How to complete this task: Among the records below, find each line bearing the word "icon" and copy it.

──────── Dataset records ────────

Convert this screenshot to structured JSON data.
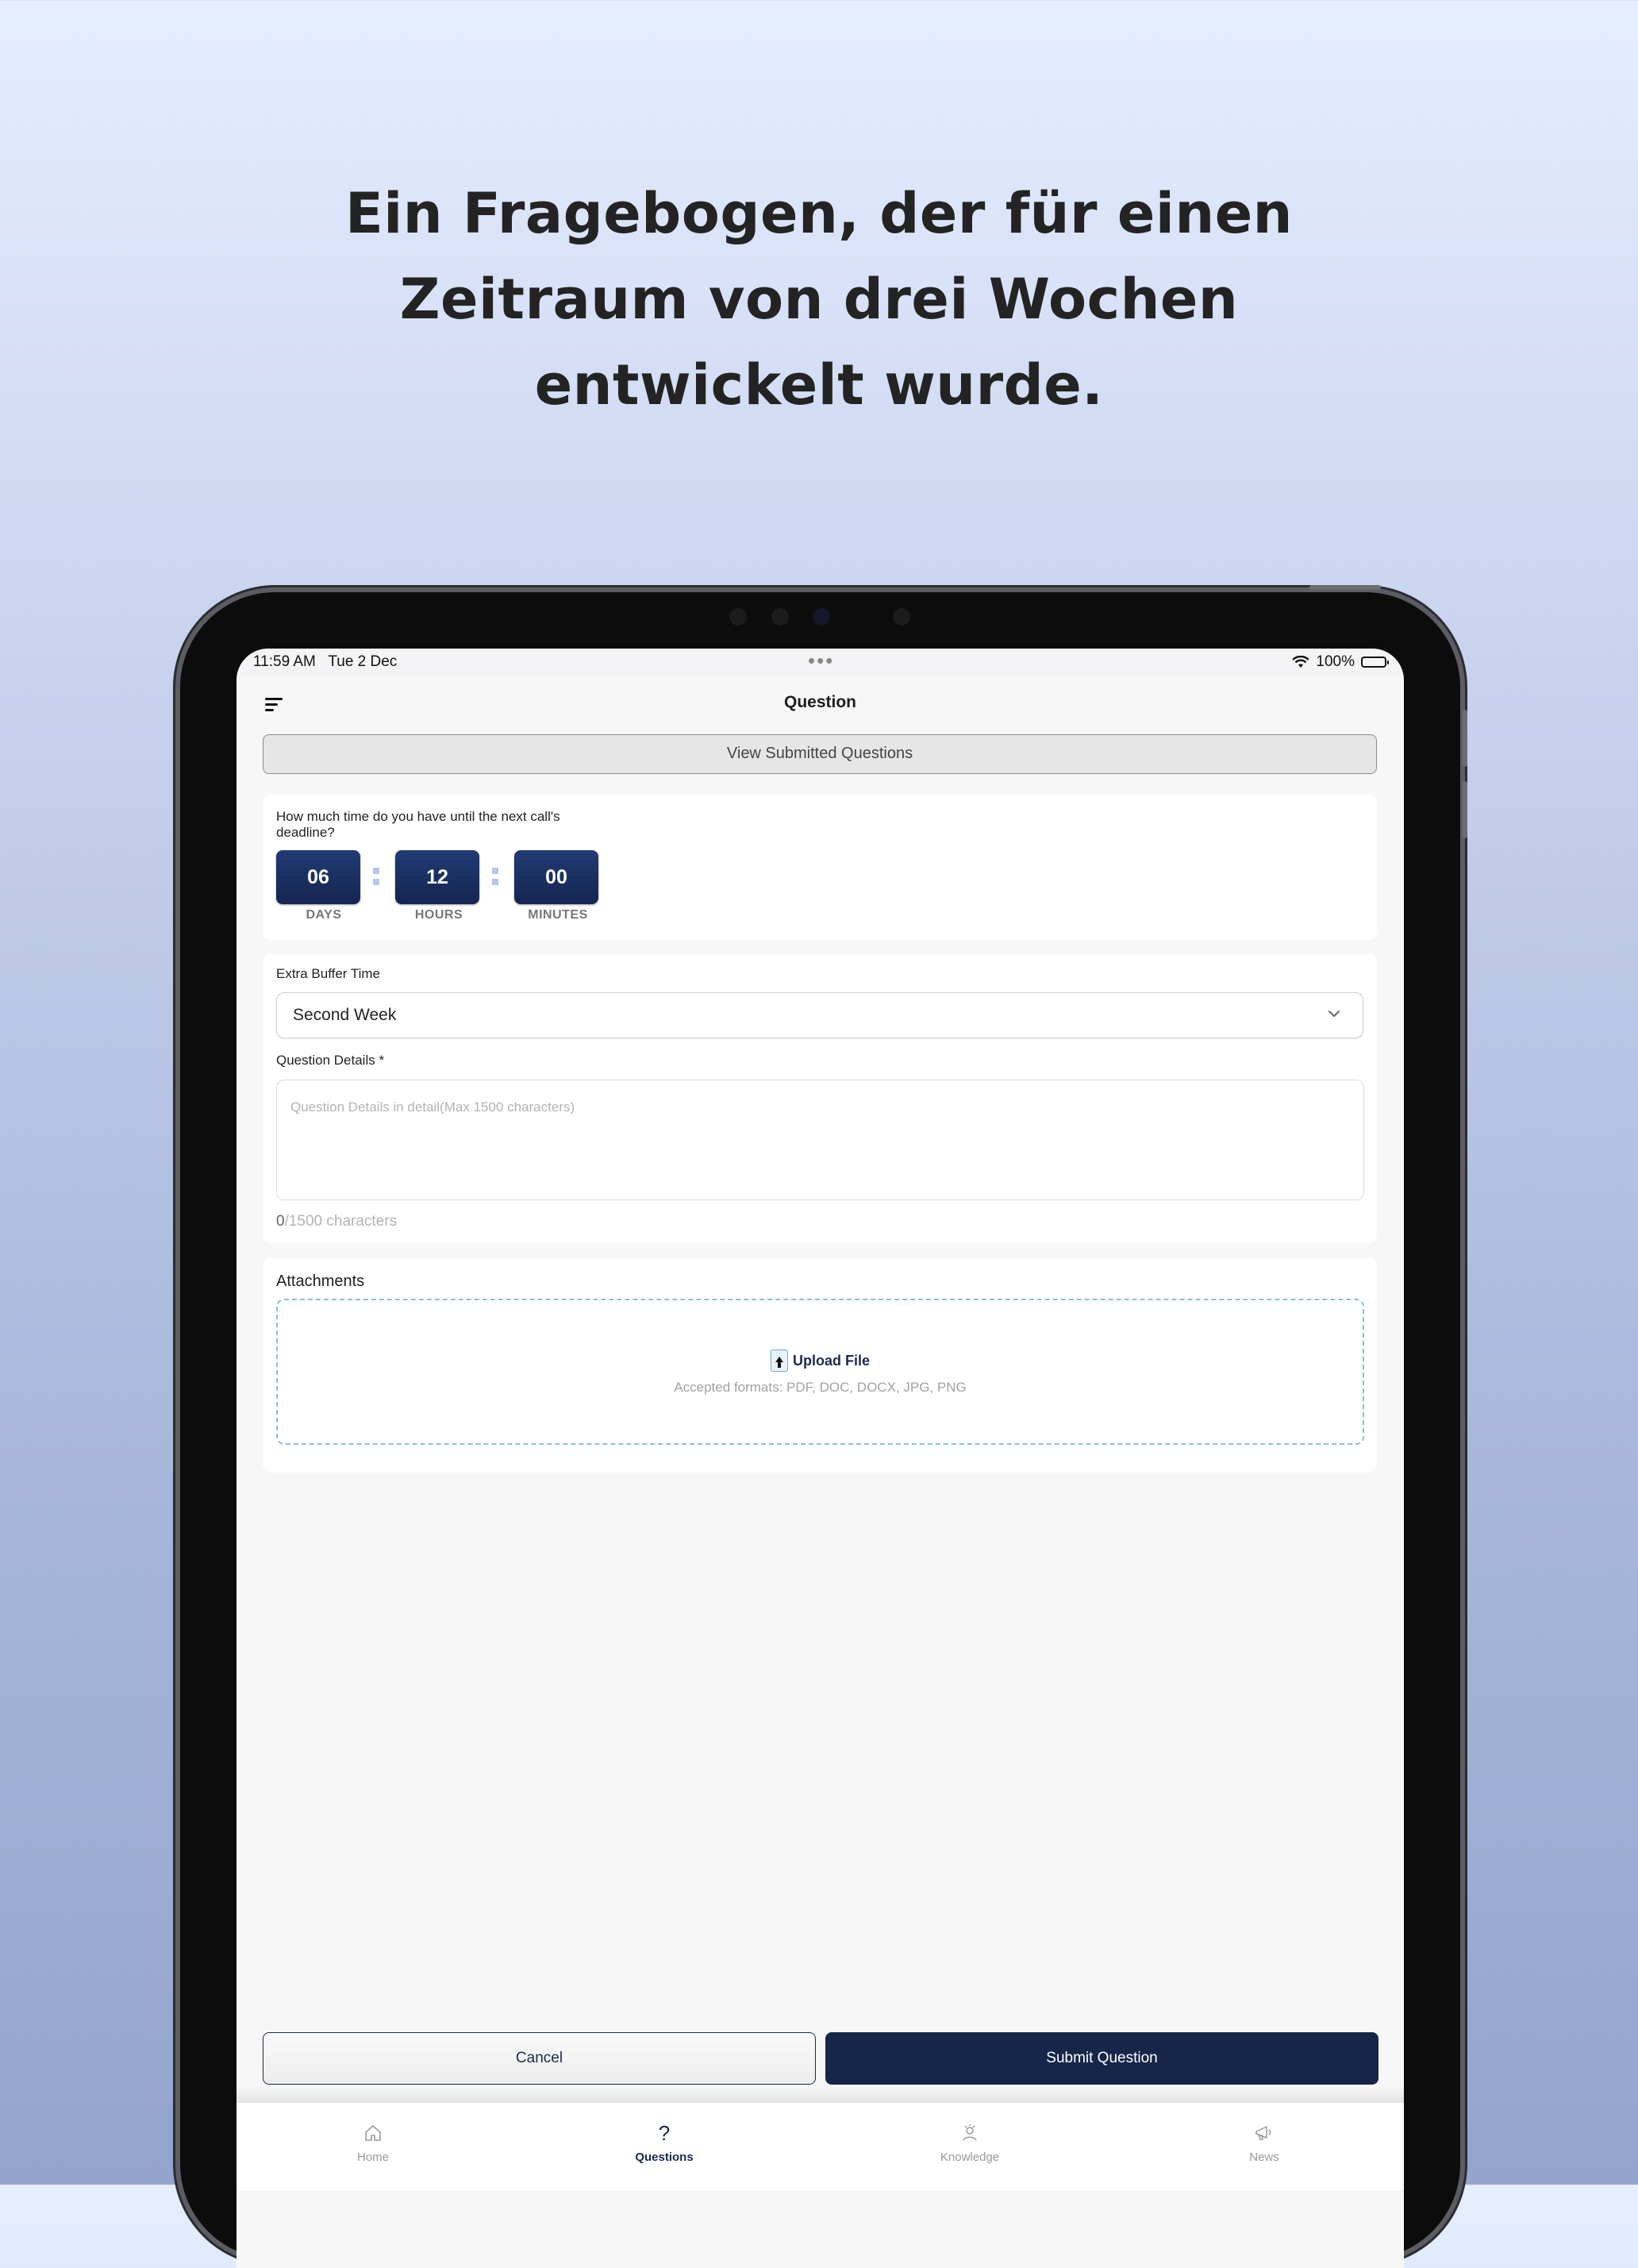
{
  "headline": {
    "line1": "Ein Fragebogen, der für einen",
    "line2": "Zeitraum von drei Wochen",
    "line3": "entwickelt wurde."
  },
  "status_bar": {
    "time": "11:59 AM   Tue 2 Dec",
    "dots": "•••",
    "battery": "100%"
  },
  "nav": {
    "title": "Question"
  },
  "view_submitted_label": "View Submitted Questions",
  "countdown": {
    "question": "How much time do you have until the next call's deadline?",
    "days": "06",
    "hours": "12",
    "minutes": "00",
    "days_label": "DAYS",
    "hours_label": "HOURS",
    "minutes_label": "MINUTES"
  },
  "form": {
    "buffer_label": "Extra Buffer Time",
    "buffer_value": "Second Week",
    "details_label": "Question Details *",
    "details_placeholder": "Question Details in detail(Max 1500 characters)",
    "char_count": "0",
    "char_max": "/1500 characters"
  },
  "attachments": {
    "title": "Attachments",
    "upload_label": "Upload File",
    "formats": "Accepted formats: PDF, DOC, DOCX, JPG, PNG"
  },
  "actions": {
    "cancel": "Cancel",
    "submit": "Submit Question"
  },
  "tabs": [
    {
      "label": "Home",
      "icon": "home-icon"
    },
    {
      "label": "Questions",
      "icon": "question-icon",
      "active": true
    },
    {
      "label": "Knowledge",
      "icon": "knowledge-icon"
    },
    {
      "label": "News",
      "icon": "news-icon"
    }
  ],
  "colors": {
    "navy": "#162649",
    "dashed_border": "#8cc0d6"
  }
}
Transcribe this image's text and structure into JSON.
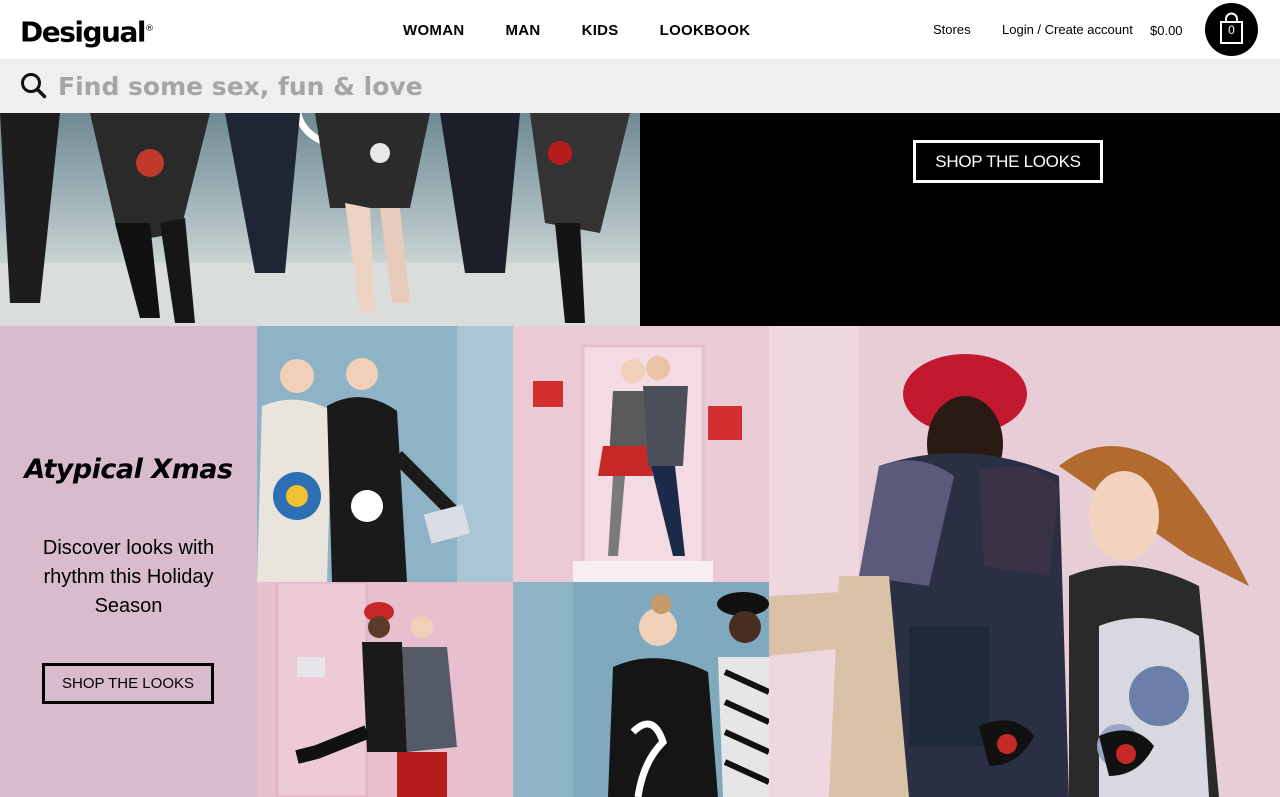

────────

Finished task:
      "icon": "home-icon"
      "icon": "question-icon",
      "icon": "knowledge-icon"
      "icon": "news-icon"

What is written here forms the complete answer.